Coffee is Everything

Nov 11, 2020

      Hello to everyone! I will tell you about the history of coffee in this blog. In Ethiopia, the history of coffee starts with a goat farmer. In order to become one of the most consumed beverages in the world, coffee has spread across the world.

But since its mysterious energy giving properties were discovered centuries ago, coffee itself has been through a few trials and tribulations.

How did we transform a small, bright red coffee cherry into a drink that is consumed every day more than 2 billion times?

The Story of Coffee

     Coffee was born in the highlands of Ethiopia. The legend goes that the 9th century goat herder Kaldi realized how "spirited" his goats were after consuming berries from a tree, so he ran to the nearby monastery to let the boys know. A monk made a berry brew and was able to stay up much longer in prayer.

    The news of this new brew gradually spread to Egypt and the Arabian peninsula, where coffee moved east and west and finally landed in Southeast Asia and the Americas. And since then, it's been famous.

How It’s Made

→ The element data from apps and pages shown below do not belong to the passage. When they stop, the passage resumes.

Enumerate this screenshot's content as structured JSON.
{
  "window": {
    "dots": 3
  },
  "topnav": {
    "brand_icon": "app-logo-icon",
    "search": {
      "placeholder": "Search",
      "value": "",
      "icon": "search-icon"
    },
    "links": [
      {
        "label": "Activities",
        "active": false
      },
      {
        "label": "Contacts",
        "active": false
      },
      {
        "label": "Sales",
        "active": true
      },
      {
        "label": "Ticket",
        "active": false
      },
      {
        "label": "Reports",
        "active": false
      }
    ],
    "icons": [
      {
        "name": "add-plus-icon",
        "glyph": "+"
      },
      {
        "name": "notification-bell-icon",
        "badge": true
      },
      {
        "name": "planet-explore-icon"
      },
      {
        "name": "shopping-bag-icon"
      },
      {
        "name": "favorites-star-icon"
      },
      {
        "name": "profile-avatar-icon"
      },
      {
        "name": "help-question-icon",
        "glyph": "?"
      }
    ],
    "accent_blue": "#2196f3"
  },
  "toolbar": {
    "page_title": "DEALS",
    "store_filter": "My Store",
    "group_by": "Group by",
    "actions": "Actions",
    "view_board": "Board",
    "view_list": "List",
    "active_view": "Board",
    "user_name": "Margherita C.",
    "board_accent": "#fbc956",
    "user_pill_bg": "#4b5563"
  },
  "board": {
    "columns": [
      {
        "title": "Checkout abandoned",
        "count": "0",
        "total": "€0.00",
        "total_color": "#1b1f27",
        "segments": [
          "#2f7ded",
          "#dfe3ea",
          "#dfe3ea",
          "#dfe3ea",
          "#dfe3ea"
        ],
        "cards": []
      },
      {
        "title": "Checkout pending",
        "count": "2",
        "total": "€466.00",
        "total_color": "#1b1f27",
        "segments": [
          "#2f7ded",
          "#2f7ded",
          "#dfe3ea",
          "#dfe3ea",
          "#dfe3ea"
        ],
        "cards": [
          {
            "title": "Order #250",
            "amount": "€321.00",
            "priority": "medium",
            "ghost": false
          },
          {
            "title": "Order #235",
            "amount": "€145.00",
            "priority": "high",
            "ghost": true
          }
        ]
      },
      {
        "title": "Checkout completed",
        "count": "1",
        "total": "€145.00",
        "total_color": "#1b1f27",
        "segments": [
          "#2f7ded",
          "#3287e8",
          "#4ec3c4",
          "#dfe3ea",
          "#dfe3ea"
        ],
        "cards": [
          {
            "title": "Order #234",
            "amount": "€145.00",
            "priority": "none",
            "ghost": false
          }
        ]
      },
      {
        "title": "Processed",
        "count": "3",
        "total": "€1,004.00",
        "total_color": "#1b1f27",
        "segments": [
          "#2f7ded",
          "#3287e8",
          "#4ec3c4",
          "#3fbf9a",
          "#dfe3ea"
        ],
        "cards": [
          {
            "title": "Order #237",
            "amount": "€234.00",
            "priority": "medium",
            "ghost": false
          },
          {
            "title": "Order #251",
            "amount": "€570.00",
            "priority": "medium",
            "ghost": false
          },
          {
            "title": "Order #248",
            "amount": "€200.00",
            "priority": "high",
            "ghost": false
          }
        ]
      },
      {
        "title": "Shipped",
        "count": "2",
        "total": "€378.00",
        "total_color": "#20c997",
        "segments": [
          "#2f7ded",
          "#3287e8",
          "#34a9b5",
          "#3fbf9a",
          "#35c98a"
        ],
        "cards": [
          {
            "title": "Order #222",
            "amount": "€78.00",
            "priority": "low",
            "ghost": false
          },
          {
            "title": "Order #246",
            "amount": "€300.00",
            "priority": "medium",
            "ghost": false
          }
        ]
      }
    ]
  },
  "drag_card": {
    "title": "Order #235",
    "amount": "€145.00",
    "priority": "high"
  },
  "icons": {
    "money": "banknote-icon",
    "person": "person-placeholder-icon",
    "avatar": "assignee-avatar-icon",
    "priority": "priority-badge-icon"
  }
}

   In the spring, coffee trees bloom with white flowers that give way to small green beans (seeds). By fall, they ripen into a full-blown "cherry," where they are then hand-picked. Coffee beans ripen at various stages, so one tree may have a combination of green (not yet ripe) and red (ripe) beans, which eventually calls for a less acidic drink to be given by skilled pickers. Cheaper coffee also comes from a combination of green beans and red cherries, mechanically strip-picked at once.

    A more modern-day approach is manually extracting the pulp of the cherry and then drying it with only parchment skin on it. This entails several days of work involving fermentation tanks and drums that spin.

Worldwide, coffee is a major industry and hires millions of employees. It's a lifetime for many people, but it's a perfect opportunity for others to start their day and get a kick start when they need it in the morning. You probably also like the scent of fresh coffee brewing, even though you don't like to drink it. If you are someone who doesn't want to drink, on a worldwide scale, you are in the minority.